Notes: The past year has been marked by a number of changes in our administration and in the personnel of our Board: some most desireable; one most deplorable. This latter has reference to the sudden and untimely death of our beloved President, Dr. Samuel Leon Frank. The demise of an able, affable and charitable man is always a loss to the community in which he lived, but to our Institution Dr. Frank’s death is doubly deplorable. It came at a time when the hospital was undergoing changes in the conduct of its affairs and was beginning to evidence the wisdom of his administration by a betterment in its methods and a marked increase in its usefulness; a time when we were relying on his ability and judgment for guidance. For thirty-six years he was connected with this Institution in one capacity or another devoting of the best years of his life to its service. In his death a considerable portion of the fruits of his labor is to be applied to its greater good.

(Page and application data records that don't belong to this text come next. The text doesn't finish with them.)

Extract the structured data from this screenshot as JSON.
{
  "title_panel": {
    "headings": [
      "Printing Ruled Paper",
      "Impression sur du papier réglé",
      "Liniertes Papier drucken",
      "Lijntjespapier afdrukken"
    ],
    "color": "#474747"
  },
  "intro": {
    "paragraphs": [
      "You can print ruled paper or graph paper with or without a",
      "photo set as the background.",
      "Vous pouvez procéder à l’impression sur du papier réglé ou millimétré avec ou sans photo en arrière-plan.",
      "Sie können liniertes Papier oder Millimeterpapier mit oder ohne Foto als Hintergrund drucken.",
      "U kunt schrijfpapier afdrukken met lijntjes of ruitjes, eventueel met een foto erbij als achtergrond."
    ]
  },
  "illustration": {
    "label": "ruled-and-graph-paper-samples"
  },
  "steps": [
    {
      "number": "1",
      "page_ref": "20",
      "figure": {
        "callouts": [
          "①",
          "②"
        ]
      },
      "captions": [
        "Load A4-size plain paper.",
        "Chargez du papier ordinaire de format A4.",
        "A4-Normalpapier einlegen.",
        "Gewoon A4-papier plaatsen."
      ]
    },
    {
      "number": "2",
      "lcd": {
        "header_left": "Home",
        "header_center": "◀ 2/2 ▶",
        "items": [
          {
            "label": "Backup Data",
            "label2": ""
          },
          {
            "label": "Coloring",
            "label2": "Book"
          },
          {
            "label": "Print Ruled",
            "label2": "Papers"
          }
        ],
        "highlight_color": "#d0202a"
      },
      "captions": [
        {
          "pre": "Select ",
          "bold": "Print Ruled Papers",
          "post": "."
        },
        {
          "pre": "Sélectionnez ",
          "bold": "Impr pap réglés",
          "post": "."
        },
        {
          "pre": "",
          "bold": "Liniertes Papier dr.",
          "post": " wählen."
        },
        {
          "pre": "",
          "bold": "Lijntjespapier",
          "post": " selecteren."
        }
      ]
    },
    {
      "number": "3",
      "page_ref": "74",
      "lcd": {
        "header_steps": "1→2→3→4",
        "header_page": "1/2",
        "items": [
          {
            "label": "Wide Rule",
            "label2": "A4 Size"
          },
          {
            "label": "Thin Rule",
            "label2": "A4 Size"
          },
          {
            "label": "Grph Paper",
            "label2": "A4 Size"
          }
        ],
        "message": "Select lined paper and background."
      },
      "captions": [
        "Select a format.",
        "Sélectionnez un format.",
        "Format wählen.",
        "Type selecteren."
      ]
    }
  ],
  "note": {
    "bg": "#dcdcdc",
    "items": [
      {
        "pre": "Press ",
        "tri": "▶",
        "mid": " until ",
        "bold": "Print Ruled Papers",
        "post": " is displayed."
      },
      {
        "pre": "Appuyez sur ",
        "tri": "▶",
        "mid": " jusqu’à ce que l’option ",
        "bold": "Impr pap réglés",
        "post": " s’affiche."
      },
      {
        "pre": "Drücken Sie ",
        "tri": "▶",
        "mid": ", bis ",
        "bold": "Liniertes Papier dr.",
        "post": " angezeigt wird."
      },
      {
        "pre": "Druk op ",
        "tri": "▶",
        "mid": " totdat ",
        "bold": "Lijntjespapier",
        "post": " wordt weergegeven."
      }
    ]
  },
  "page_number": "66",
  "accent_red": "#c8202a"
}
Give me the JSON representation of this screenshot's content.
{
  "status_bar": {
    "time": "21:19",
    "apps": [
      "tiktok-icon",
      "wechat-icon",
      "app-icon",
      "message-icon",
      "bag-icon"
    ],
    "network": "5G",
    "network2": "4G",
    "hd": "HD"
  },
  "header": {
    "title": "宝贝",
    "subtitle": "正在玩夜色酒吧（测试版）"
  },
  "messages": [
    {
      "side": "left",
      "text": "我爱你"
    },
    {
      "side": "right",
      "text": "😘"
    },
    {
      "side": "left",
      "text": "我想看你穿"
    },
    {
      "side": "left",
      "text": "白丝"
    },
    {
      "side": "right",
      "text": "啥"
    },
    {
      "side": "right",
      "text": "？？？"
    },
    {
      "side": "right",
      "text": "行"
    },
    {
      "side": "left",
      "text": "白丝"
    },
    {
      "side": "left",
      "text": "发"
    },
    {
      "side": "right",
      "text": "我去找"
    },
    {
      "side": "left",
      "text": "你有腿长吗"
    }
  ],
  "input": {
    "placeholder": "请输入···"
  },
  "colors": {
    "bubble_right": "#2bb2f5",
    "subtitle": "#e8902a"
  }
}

Source: Hebrew Hospital and Asylum Association, Report of the Hebrew Hospital and Asylum Association of Baltimore City, January 1907 : : 6